In a post on his Twitter account on Saturday, Hamid Abutalebi said one of the main principles for Iran is supporting people and democratically elected governments.
Expressing the confidence that the people of Turkey will defend their country’s sovereignty, Abutalebi emphasized that Iran has never been indifferent to coups and violations of sovereignty of nations.
He noted that Iran is closely monitoring the situation in Turkey and believes that the will of people will be the determining factor.
A coup, launched by a faction in Turkey’s armed forces, appeared to crumble in the early hours of Saturday after crowds answered President Tayyip Erdogan’s call to take to the streets to support him.
Erdogan, who had been holidaying on the southwest coast when the coup was launched, flew into Istanbul before dawn on Saturday and was shown on TV appearing among a crowd of supporters outside Ataturk Airport.
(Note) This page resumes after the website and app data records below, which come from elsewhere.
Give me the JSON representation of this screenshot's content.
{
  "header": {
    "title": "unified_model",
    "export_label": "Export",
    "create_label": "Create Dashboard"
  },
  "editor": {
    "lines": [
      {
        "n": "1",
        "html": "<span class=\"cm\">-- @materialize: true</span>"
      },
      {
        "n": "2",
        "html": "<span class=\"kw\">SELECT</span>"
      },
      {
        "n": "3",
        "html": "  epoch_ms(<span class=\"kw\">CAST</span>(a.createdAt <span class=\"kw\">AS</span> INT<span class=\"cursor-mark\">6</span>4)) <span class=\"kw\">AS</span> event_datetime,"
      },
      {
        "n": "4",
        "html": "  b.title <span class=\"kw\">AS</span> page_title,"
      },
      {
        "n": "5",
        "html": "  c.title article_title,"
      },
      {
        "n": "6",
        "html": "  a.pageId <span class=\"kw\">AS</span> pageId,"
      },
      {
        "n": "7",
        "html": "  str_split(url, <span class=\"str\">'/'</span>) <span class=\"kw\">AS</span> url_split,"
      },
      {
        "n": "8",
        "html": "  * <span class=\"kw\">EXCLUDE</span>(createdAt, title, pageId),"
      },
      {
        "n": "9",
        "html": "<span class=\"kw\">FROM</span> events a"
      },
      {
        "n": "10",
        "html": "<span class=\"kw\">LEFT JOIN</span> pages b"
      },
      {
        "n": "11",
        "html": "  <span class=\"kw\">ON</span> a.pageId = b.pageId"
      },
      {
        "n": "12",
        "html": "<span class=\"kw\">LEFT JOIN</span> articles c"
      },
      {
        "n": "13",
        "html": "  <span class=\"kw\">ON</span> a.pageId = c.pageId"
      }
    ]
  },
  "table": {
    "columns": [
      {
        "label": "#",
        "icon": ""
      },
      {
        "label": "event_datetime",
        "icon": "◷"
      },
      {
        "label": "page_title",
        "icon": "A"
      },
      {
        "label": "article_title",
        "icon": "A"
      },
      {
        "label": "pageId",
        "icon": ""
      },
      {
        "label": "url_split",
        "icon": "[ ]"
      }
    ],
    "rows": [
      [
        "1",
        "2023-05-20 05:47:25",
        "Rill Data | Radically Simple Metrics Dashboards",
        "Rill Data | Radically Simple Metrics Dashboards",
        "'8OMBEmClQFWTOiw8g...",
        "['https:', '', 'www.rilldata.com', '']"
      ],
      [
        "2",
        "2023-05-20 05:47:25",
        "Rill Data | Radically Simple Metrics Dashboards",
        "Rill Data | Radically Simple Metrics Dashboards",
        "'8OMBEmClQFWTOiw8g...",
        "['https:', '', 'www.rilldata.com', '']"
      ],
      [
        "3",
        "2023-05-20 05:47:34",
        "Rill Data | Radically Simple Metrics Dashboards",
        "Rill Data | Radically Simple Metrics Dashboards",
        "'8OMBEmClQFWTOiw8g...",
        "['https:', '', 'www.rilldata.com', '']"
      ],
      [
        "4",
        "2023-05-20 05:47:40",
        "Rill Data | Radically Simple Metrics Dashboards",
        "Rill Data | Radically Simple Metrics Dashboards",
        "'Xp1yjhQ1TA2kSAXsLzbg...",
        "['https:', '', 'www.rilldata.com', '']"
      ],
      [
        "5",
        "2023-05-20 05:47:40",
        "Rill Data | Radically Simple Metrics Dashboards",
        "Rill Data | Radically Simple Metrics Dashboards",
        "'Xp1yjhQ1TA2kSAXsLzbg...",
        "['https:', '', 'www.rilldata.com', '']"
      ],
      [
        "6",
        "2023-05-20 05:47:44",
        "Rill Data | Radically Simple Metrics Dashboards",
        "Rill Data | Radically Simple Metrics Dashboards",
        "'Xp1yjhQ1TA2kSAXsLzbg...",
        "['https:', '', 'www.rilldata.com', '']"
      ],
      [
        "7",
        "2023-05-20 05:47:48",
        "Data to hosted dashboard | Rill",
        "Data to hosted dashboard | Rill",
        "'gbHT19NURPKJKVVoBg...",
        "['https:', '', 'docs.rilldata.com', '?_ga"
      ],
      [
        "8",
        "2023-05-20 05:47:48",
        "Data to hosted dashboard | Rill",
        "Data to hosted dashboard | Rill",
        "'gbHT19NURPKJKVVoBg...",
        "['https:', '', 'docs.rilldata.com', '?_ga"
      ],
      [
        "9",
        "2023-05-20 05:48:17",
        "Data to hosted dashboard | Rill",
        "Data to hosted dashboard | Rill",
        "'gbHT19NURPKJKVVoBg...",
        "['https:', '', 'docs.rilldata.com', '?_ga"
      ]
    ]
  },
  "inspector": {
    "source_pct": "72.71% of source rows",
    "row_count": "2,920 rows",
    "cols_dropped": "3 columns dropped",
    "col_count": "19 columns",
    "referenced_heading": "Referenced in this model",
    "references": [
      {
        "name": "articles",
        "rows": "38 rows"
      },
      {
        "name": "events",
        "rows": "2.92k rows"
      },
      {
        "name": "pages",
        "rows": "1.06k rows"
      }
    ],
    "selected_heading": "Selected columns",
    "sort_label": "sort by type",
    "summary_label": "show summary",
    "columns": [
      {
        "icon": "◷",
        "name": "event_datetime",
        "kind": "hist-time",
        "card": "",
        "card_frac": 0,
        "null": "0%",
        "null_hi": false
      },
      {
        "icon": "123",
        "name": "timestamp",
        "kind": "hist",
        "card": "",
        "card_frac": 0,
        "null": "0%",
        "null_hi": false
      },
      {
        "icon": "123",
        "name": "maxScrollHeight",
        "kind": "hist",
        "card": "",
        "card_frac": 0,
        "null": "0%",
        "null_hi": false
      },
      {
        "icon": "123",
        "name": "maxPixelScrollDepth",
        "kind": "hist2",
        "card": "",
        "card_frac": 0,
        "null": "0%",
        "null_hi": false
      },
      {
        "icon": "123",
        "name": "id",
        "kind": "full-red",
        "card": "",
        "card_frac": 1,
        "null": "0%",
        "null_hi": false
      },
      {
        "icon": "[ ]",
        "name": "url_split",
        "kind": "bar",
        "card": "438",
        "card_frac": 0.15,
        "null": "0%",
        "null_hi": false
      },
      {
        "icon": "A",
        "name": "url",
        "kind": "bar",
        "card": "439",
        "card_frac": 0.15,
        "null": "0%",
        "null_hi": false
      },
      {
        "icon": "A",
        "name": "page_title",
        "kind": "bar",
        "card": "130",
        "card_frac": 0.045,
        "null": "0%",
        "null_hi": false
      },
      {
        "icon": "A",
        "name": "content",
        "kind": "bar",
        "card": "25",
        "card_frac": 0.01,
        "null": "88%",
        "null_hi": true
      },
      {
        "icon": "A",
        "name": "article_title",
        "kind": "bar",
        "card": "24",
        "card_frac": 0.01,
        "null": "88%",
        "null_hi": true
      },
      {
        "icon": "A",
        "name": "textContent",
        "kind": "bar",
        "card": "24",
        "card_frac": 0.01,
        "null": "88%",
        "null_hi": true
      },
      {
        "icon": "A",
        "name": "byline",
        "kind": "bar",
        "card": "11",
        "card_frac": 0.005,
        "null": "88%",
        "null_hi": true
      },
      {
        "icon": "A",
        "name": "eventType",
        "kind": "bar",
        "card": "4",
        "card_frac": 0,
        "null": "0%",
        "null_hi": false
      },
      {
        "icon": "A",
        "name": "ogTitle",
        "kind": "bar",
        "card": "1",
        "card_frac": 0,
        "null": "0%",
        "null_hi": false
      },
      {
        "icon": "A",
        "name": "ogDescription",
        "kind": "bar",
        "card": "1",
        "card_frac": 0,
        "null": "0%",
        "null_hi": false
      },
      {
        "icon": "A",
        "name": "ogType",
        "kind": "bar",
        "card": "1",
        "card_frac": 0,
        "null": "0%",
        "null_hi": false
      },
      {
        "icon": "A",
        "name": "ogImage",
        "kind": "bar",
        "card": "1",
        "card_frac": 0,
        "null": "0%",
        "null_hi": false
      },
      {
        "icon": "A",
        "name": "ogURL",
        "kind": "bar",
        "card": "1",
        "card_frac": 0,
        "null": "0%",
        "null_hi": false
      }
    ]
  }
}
The uprising was an “act of treason”, and those responsible would pay a heavy price, he later told reporters at a hastily arranged news conference. Arrests of officers were under way, and it would go higher up the ranks, culminating in the cleansing of the military, he said.
The coup began with warplanes and helicopters roaring over Ankara and troops moving in to seal off the bridges over the Bosphorus Strait that links Europe and Asia in Istanbul.
Authorities had shut the strait to tanker traffic. A helicopter open fire in Ankara. Anadolu said military helicopters had fired on the headquarters of the intelligence agency.
Airports were shut and access to internet social media sites was cut off in the first hours of the coup attempt.
Soldiers took control of TRT state television, which announced a countrywide curfew and martial law. An announcer read a statement on the orders of the military that accused the government of eroding the democratic and secular rule of law. Turkey would be run by a “peace council” that would ensure the safety of the population, the statement said.
TRT went off the air shortly afterwards. It resumed broadcasting in the early hours of Saturday.
Anadolu said the chief of Turkey’s military staff was among people taken “hostage” in the capital Ankara but Prime Minister Yildirim later said he was back in control.
The coup had appeared strong early on Friday evening.
Istanbul’s Ataturk Airport has reopened and news channels have begun broadcasting again, after being temporarily shut down by soldiers earlier in the night.
By Tasnim News Agency